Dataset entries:
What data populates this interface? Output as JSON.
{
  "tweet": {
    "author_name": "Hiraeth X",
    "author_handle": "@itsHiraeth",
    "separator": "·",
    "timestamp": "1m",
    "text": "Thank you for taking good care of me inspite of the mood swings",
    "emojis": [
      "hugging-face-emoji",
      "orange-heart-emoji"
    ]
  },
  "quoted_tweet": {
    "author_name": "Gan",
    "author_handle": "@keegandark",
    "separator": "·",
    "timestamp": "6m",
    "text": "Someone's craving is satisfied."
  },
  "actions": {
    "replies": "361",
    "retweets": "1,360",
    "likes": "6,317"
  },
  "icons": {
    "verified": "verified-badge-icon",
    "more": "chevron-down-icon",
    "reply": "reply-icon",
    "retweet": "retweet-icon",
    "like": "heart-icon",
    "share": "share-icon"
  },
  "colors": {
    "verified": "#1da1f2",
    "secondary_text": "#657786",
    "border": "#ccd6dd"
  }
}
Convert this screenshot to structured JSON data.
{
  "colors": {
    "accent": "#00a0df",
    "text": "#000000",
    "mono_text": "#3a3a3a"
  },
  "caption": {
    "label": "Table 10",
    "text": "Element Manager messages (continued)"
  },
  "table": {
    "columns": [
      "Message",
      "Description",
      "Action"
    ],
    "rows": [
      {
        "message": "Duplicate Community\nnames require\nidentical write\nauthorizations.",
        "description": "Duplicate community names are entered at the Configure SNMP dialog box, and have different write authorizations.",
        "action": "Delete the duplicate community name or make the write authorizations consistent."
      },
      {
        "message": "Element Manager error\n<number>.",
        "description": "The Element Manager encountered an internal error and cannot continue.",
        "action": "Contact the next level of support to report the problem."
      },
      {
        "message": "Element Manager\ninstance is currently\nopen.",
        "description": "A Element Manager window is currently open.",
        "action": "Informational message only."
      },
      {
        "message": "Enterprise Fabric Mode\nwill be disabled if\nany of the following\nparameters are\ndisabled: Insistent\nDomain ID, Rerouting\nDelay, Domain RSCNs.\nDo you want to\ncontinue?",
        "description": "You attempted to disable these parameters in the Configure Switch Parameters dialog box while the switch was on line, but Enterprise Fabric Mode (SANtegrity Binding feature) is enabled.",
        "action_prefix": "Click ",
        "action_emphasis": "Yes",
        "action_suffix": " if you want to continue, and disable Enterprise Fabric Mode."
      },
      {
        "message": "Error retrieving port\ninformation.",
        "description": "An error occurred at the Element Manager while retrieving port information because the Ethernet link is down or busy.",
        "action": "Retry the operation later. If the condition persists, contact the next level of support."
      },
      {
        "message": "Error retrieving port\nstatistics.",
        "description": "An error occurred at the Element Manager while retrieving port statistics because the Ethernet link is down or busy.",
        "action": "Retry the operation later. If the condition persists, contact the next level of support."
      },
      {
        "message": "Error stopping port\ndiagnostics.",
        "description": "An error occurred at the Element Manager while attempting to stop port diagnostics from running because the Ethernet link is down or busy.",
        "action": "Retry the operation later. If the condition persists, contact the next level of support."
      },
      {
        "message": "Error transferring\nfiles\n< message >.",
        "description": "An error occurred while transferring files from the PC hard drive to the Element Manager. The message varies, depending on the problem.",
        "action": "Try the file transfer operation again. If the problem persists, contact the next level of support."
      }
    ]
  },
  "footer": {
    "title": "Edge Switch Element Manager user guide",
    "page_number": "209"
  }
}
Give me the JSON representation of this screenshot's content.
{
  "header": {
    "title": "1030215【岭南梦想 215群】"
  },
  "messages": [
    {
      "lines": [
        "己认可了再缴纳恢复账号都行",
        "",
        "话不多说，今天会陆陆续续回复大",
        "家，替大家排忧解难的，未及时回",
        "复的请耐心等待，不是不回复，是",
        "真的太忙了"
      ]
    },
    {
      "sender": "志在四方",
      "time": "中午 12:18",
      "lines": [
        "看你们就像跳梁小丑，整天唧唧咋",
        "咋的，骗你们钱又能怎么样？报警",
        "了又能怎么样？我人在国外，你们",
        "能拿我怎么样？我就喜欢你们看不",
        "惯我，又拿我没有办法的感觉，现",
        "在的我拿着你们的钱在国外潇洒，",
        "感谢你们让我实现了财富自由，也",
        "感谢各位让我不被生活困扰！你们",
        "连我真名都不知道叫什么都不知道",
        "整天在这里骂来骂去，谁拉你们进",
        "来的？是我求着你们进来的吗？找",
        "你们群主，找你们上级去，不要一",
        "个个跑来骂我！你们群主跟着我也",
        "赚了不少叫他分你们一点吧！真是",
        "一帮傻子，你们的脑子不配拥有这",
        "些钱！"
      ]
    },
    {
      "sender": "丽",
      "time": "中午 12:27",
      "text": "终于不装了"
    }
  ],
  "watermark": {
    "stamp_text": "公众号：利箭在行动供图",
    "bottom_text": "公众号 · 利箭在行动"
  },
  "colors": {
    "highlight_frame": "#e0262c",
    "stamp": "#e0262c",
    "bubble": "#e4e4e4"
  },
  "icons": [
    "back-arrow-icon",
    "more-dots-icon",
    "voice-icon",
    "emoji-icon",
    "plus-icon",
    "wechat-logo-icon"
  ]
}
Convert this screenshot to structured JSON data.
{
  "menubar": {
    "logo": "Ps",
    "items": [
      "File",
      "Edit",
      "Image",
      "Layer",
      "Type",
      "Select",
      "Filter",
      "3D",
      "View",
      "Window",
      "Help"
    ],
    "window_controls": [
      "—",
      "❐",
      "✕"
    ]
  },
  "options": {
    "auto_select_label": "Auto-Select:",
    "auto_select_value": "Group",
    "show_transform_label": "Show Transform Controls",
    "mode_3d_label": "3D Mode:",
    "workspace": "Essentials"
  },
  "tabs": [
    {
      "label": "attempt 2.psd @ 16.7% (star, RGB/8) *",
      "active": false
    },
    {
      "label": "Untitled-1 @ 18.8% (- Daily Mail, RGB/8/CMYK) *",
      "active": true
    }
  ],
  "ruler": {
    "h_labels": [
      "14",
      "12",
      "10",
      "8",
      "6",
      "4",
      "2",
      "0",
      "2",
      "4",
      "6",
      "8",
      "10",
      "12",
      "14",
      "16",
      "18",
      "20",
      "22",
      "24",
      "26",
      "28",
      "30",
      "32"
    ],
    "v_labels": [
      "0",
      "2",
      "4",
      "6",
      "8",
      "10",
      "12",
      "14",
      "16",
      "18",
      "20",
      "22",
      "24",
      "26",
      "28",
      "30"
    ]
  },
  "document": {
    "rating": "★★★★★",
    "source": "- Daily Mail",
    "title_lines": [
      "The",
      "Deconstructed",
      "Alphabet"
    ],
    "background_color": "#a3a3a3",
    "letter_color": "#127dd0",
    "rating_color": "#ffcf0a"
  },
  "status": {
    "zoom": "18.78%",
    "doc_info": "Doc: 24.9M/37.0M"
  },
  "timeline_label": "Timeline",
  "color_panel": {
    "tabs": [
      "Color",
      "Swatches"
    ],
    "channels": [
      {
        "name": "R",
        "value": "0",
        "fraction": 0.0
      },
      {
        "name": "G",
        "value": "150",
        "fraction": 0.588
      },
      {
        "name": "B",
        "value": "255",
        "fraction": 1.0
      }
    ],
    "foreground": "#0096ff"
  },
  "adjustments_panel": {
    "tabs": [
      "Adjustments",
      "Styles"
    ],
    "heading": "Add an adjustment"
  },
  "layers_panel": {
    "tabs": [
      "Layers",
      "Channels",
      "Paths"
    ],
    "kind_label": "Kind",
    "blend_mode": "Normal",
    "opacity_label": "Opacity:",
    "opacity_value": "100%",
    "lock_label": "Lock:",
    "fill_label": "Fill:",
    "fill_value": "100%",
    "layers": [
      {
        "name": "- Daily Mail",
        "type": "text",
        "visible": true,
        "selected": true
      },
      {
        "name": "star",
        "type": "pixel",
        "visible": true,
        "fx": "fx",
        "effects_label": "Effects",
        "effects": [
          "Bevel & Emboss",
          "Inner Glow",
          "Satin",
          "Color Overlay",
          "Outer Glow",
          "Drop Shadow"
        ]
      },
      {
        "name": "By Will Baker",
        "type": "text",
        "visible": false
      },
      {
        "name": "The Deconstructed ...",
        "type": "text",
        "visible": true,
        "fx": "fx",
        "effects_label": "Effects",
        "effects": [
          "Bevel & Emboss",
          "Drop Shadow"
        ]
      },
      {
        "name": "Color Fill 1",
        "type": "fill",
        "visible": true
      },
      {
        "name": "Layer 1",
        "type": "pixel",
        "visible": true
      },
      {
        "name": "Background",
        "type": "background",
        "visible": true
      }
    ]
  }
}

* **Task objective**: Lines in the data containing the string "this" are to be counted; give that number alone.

* **Answer below**: 4